-- Stored data follows --

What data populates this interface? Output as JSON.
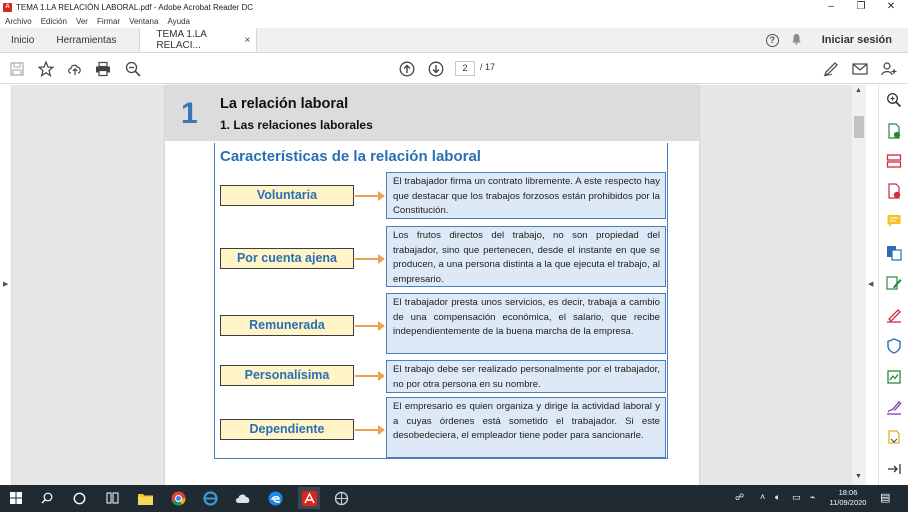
{
  "window": {
    "title": "TEMA 1.LA RELACIÓN LABORAL.pdf - Adobe Acrobat Reader DC",
    "minimize": "–",
    "maximize": "❐",
    "close": "✕"
  },
  "menu": [
    "Archivo",
    "Edición",
    "Ver",
    "Firmar",
    "Ventana",
    "Ayuda"
  ],
  "tabs": {
    "home": "Inicio",
    "tools": "Herramientas",
    "document": "TEMA 1.LA RELACI...",
    "close": "×",
    "help": "?",
    "signin": "Iniciar sesión"
  },
  "toolbar": {
    "current_page": "2",
    "total_pages": "/ 17"
  },
  "page": {
    "chapter_number": "1",
    "chapter_title": "La relación laboral",
    "chapter_subtitle": "1. Las relaciones laborales",
    "section_title": "Características de la relación laboral",
    "characteristics": [
      {
        "label": "Voluntaria",
        "description": "El trabajador firma un contrato libremente. A este respecto hay que destacar que los trabajos forzosos están prohibidos por la Constitución."
      },
      {
        "label": "Por cuenta ajena",
        "description": "Los frutos directos del trabajo, no son propiedad del trabajador, sino que pertenecen, desde el instante en que se producen, a una persona distinta a la que ejecuta el trabajo, al empresario."
      },
      {
        "label": "Remunerada",
        "description": "El trabajador presta unos servicios, es decir, trabaja a cambio de una compensación económica, el salario, que recibe independientemente de la buena marcha de la empresa."
      },
      {
        "label": "Personalísima",
        "description": "El trabajo debe ser realizado personalmente por el trabajador, no por otra persona en su nombre."
      },
      {
        "label": "Dependiente",
        "description": "El empresario es quien organiza y dirige la actividad laboral y a cuyas órdenes está sometido el trabajador. Si este desobedeciera, el empleador tiene poder para sancionarle."
      }
    ]
  },
  "taskbar": {
    "time": "18:06",
    "date": "11/09/2020"
  },
  "colors": {
    "accent_blue": "#2a6fb4",
    "label_fill": "#fff3c8",
    "desc_fill": "#dde9f6",
    "arrow": "#f0a050",
    "taskbar": "#1f2a33"
  }
}
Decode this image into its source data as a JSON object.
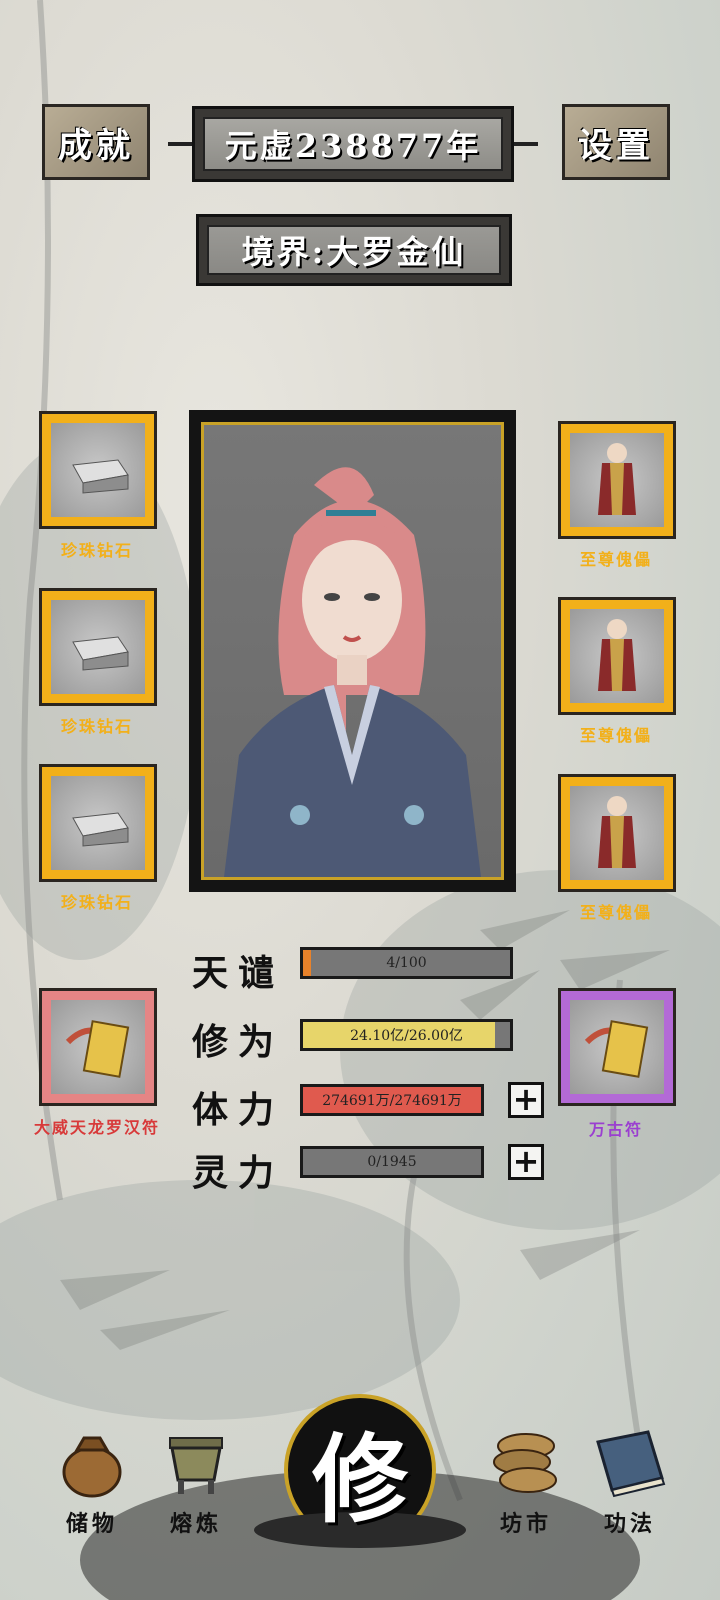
{
  "header": {
    "achievements_label": "成就",
    "year_label": "元虚238877年",
    "settings_label": "设置",
    "realm_label": "境界:大罗金仙"
  },
  "left_items": [
    {
      "name": "珍珠钻石",
      "color": "#f2b01a"
    },
    {
      "name": "珍珠钻石",
      "color": "#f2b01a"
    },
    {
      "name": "珍珠钻石",
      "color": "#f2b01a"
    }
  ],
  "right_items": [
    {
      "name": "至尊傀儡",
      "color": "#f2b01a"
    },
    {
      "name": "至尊傀儡",
      "color": "#f2b01a"
    },
    {
      "name": "至尊傀儡",
      "color": "#f2b01a"
    }
  ],
  "talismans": {
    "left": {
      "name": "大威天龙罗汉符",
      "color": "#d83a3a"
    },
    "right": {
      "name": "万古符",
      "color": "#9b3fd0"
    }
  },
  "stats": [
    {
      "label": "天谴",
      "value": "4/100",
      "fill": 0.04,
      "fill_color": "#e8822a",
      "has_plus": false
    },
    {
      "label": "修为",
      "value": "24.10亿/26.00亿",
      "fill": 0.927,
      "fill_color": "#e7d56a",
      "has_plus": false
    },
    {
      "label": "体力",
      "value": "274691万/274691万",
      "fill": 1.0,
      "fill_color": "#e05a4e",
      "has_plus": true
    },
    {
      "label": "灵力",
      "value": "0/1945",
      "fill": 0.0,
      "fill_color": "#cccccc",
      "has_plus": true
    }
  ],
  "nav": {
    "storage": "储物",
    "smelt": "熔炼",
    "cultivate": "修",
    "market": "坊市",
    "skills": "功法"
  },
  "icons": {
    "storage": "pouch-icon",
    "smelt": "cauldron-icon",
    "market": "coins-icon",
    "skills": "book-icon",
    "item_left": "diamond-block-icon",
    "item_right": "puppet-icon",
    "talisman": "talisman-scroll-icon"
  }
}
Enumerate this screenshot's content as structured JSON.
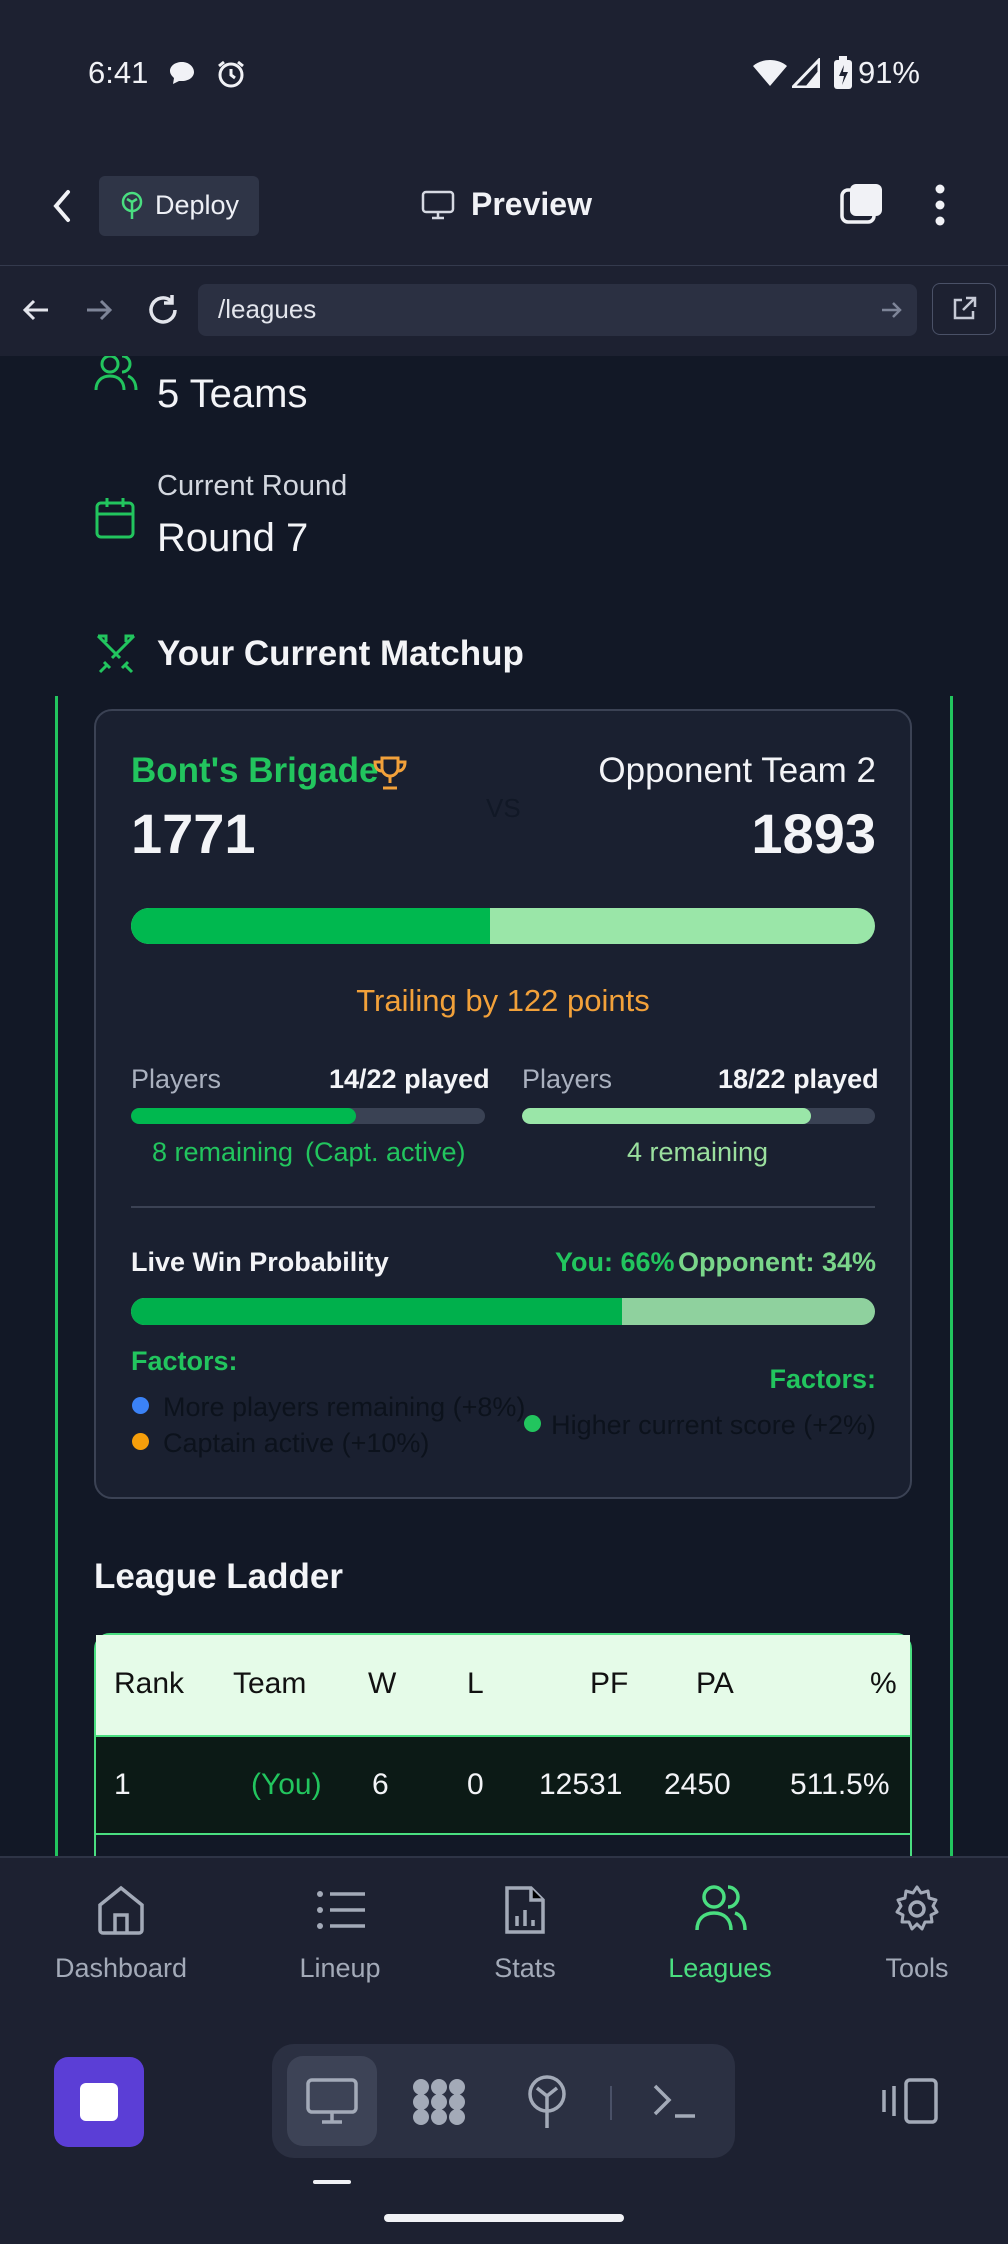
{
  "status_bar": {
    "time": "6:41",
    "battery": "91%"
  },
  "app_bar": {
    "deploy_label": "Deploy",
    "preview_label": "Preview"
  },
  "browser": {
    "url": "/leagues"
  },
  "league_info": {
    "teams_value": "5 Teams",
    "round_label": "Current Round",
    "round_value": "Round 7"
  },
  "matchup": {
    "title": "Your Current Matchup",
    "my_team": "Bont's Brigade",
    "opponent_team": "Opponent Team 2",
    "vs": "VS",
    "my_score": "1771",
    "opponent_score": "1893",
    "score_share_you": 0.483,
    "status": "Trailing by 122 points",
    "my_players_label": "Players",
    "my_players_played": "14/22 played",
    "my_players_fraction": 0.636,
    "my_remaining": "8 remaining",
    "my_captain": "(Capt. active)",
    "opp_players_label": "Players",
    "opp_players_played": "18/22 played",
    "opp_players_fraction": 0.818,
    "opp_remaining": "4 remaining"
  },
  "win_probability": {
    "label": "Live Win Probability",
    "you": "You: 66%",
    "opponent": "Opponent: 34%",
    "you_fraction": 0.66,
    "factors_label_left": "Factors:",
    "factors_left": [
      "More players remaining (+8%)",
      "Captain active (+10%)"
    ],
    "factors_label_right": "Factors:",
    "factors_right": [
      "Higher current score (+2%)"
    ],
    "colors": {
      "blue": "#3b82f6",
      "orange": "#f59e0b",
      "green": "#22c55e"
    }
  },
  "ladder": {
    "title": "League Ladder",
    "headers": [
      "Rank",
      "Team",
      "W",
      "L",
      "PF",
      "PA",
      "%"
    ],
    "rows": [
      {
        "rank": "1",
        "team": "(You)",
        "w": "6",
        "l": "0",
        "pf": "12531",
        "pa": "2450",
        "pct": "511.5%"
      }
    ]
  },
  "bottom_nav": {
    "items": [
      "Dashboard",
      "Lineup",
      "Stats",
      "Leagues",
      "Tools"
    ],
    "active": "Leagues"
  },
  "colors": {
    "accent": "#22c55e",
    "light_accent": "#9ae6a8",
    "warning": "#f2a13a",
    "brand_purple": "#5b3ed6"
  }
}
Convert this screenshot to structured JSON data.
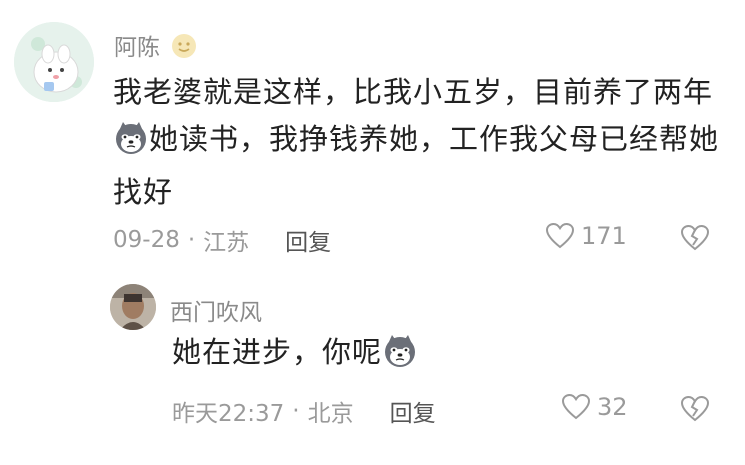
{
  "comment": {
    "author": "阿陈",
    "text_before_icon": "我老婆就是这样，比我小五岁，目前养了两年",
    "text_after_icon": "她读书，我挣钱养她，工作我父母已经帮她找好",
    "date": "09-28",
    "location": "江苏",
    "reply_label": "回复",
    "like_count": "171",
    "icons": {
      "avatar": "cartoon-avatar",
      "name_badge": "emoji-smile-icon",
      "inline": "husky-emoji-icon",
      "like": "heart-icon",
      "dislike": "broken-heart-icon"
    }
  },
  "reply": {
    "author": "西门吹风",
    "text": "她在进步，你呢",
    "date": "昨天22:37",
    "location": "北京",
    "reply_label": "回复",
    "like_count": "32",
    "icons": {
      "avatar": "photo-avatar",
      "inline": "husky-emoji-icon",
      "like": "heart-icon",
      "dislike": "broken-heart-icon"
    }
  },
  "separator": "·"
}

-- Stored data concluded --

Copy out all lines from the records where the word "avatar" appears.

      "avatar": "cartoon-avatar",
      "avatar": "photo-avatar",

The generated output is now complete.